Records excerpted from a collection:
--*--
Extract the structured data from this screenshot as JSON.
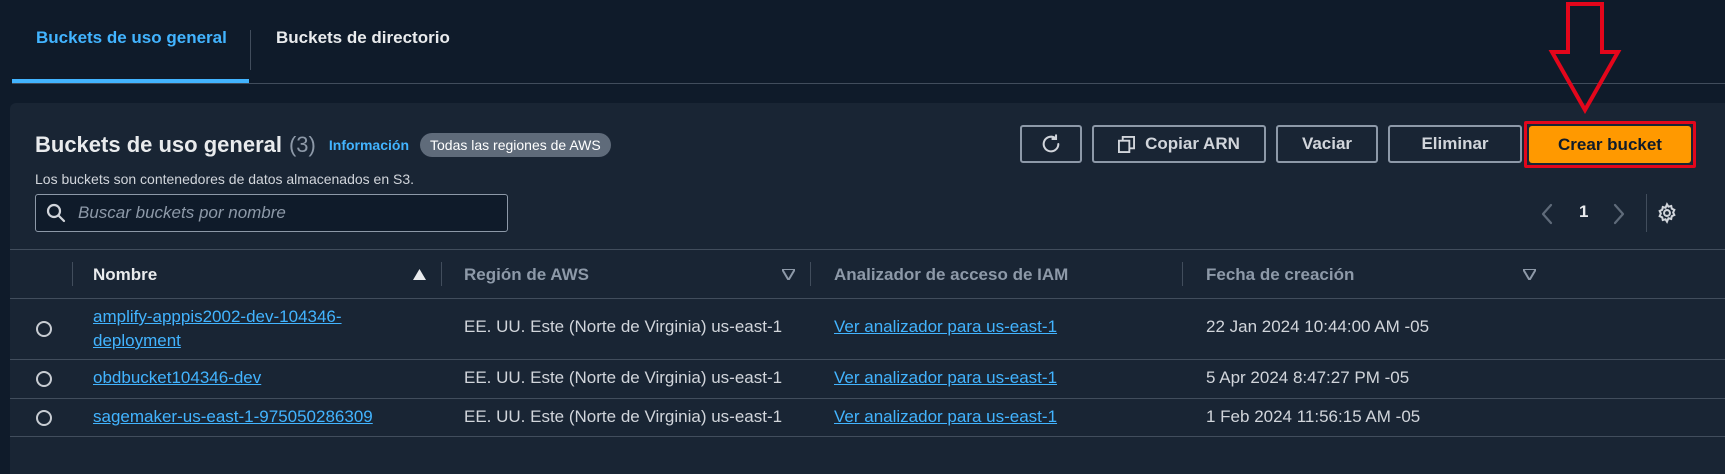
{
  "tabs": [
    {
      "label": "Buckets de uso general"
    },
    {
      "label": "Buckets de directorio"
    }
  ],
  "header": {
    "title": "Buckets de uso general",
    "count": "(3)",
    "info_link": "Información",
    "region_badge": "Todas las regiones de AWS",
    "subtitle": "Los buckets son contenedores de datos almacenados en S3."
  },
  "toolbar": {
    "copy_arn": "Copiar ARN",
    "empty": "Vaciar",
    "delete": "Eliminar",
    "create": "Crear bucket"
  },
  "search": {
    "placeholder": "Buscar buckets por nombre",
    "value": ""
  },
  "pagination": {
    "current_page": "1"
  },
  "table": {
    "columns": [
      "Nombre",
      "Región de AWS",
      "Analizador de acceso de IAM",
      "Fecha de creación"
    ],
    "rows": [
      {
        "name": "amplify-apppis2002-dev-104346-\ndeployment",
        "region": "EE. UU. Este (Norte de Virginia) us-east-1",
        "analyzer": "Ver analizador para us-east-1",
        "created": "22 Jan 2024 10:44:00 AM -05"
      },
      {
        "name": "obdbucket104346-dev",
        "region": "EE. UU. Este (Norte de Virginia) us-east-1",
        "analyzer": "Ver analizador para us-east-1",
        "created": "5 Apr 2024 8:47:27 PM -05"
      },
      {
        "name": "sagemaker-us-east-1-975050286309",
        "region": "EE. UU. Este (Norte de Virginia) us-east-1",
        "analyzer": "Ver analizador para us-east-1",
        "created": "1 Feb 2024 11:56:15 AM -05"
      }
    ]
  },
  "colors": {
    "accent": "#42b4ff",
    "primary_button": "#ff9900",
    "highlight": "#e3061b",
    "background": "#0f1b2a",
    "panel": "#192534"
  },
  "icons": [
    "refresh-icon",
    "copy-icon",
    "search-icon",
    "chevron-left-icon",
    "chevron-right-icon",
    "gear-icon",
    "sort-up-icon",
    "sort-down-icon",
    "red-arrow-annotation"
  ]
}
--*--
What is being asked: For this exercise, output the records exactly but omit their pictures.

Your solution:
Extract the structured data from this screenshot as JSON.
{
  "tabs": [
    {
      "label": "Buckets de uso general"
    },
    {
      "label": "Buckets de directorio"
    }
  ],
  "header": {
    "title": "Buckets de uso general",
    "count": "(3)",
    "info_link": "Información",
    "region_badge": "Todas las regiones de AWS",
    "subtitle": "Los buckets son contenedores de datos almacenados en S3."
  },
  "toolbar": {
    "copy_arn": "Copiar ARN",
    "empty": "Vaciar",
    "delete": "Eliminar",
    "create": "Crear bucket"
  },
  "search": {
    "placeholder": "Buscar buckets por nombre",
    "value": ""
  },
  "pagination": {
    "current_page": "1"
  },
  "table": {
    "columns": [
      "Nombre",
      "Región de AWS",
      "Analizador de acceso de IAM",
      "Fecha de creación"
    ],
    "rows": [
      {
        "name": "amplify-apppis2002-dev-104346-\ndeployment",
        "region": "EE. UU. Este (Norte de Virginia) us-east-1",
        "analyzer": "Ver analizador para us-east-1",
        "created": "22 Jan 2024 10:44:00 AM -05"
      },
      {
        "name": "obdbucket104346-dev",
        "region": "EE. UU. Este (Norte de Virginia) us-east-1",
        "analyzer": "Ver analizador para us-east-1",
        "created": "5 Apr 2024 8:47:27 PM -05"
      },
      {
        "name": "sagemaker-us-east-1-975050286309",
        "region": "EE. UU. Este (Norte de Virginia) us-east-1",
        "analyzer": "Ver analizador para us-east-1",
        "created": "1 Feb 2024 11:56:15 AM -05"
      }
    ]
  },
  "colors": {
    "accent": "#42b4ff",
    "primary_button": "#ff9900",
    "highlight": "#e3061b",
    "background": "#0f1b2a",
    "panel": "#192534"
  },
  "icons": [
    "refresh-icon",
    "copy-icon",
    "search-icon",
    "chevron-left-icon",
    "chevron-right-icon",
    "gear-icon",
    "sort-up-icon",
    "sort-down-icon",
    "red-arrow-annotation"
  ]
}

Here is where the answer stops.